Find out more about the types of pension available in the UK, and the differences between them.
What is a workplace pension?
A pension plan organised by an employer to help its employees save for later life. The employer pays in and the employee may or may not need to pay in too. They are also known as occupational or company pension plans. There are two different types of occupational pension plans: money purchase and final salary plans.
A money purchase plan is designed to build a capital sum to provide retirement benefits. Some money purchase plans are referred to as personal pensions or group personal pensions, these may be funded by an individual and also by an employer as a workplace pension. If setting up yourself, you can decide your provider and the amount of contributions payable independent of any employer. If the personal pension is a workplace pension your employer will choose the provider, set up the plan and may have conditions about the levels of contributions that are payable.

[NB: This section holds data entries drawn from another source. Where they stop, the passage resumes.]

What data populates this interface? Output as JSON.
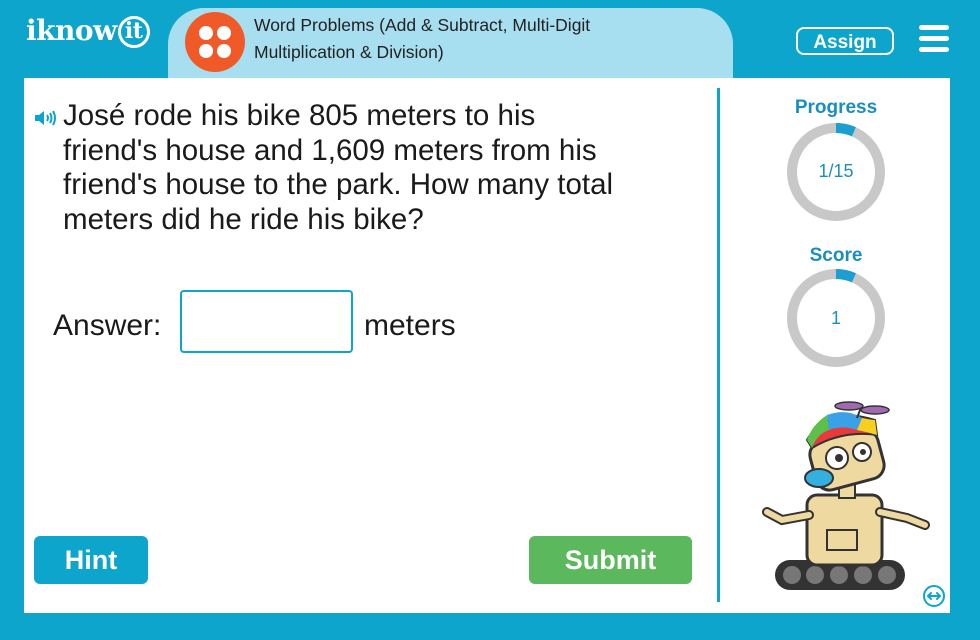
{
  "header": {
    "logo_prefix": "iknow",
    "logo_suffix": "it",
    "lesson_title_line1": "Word Problems (Add & Subtract, Multi-Digit",
    "lesson_title_line2": "Multiplication & Division)",
    "assign_label": "Assign",
    "menu_icon": "hamburger-menu-icon"
  },
  "question": {
    "audio_icon": "speaker-icon",
    "lines": [
      "José rode his bike 805 meters to his",
      "friend's house and 1,609 meters from his",
      "friend's house to the park. How many total",
      "meters did he ride his bike?"
    ]
  },
  "answer": {
    "label": "Answer:",
    "value": "",
    "unit": "meters"
  },
  "buttons": {
    "hint": "Hint",
    "submit": "Submit"
  },
  "sidebar": {
    "progress_label": "Progress",
    "progress_value": "1/15",
    "progress_fraction": 0.0667,
    "score_label": "Score",
    "score_value": "1",
    "score_fraction": 0.0667,
    "swap_icon": "swap-arrows-icon"
  },
  "colors": {
    "brand_blue": "#0ea5cc",
    "lesson_tab": "#a8dff0",
    "lesson_icon": "#f05a28",
    "submit_green": "#5cb85c",
    "ring_track": "#c8c8c8",
    "ring_fill": "#1a9fd0"
  }
}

What is the State Pension?
A regular lifelong income payable by the UK government that you may qualify for once you reach State Pension age, currently age 65. In the UK, the amount you get depends on your National Insurance contribution record. The State pension age for men and women is currently 66. It’s due to rise further to 67 between 2026-28 and to 68 between 2044-46.
The State Pension age has changed over the last two decades and is reviewed at least once every five years, so could change in the future.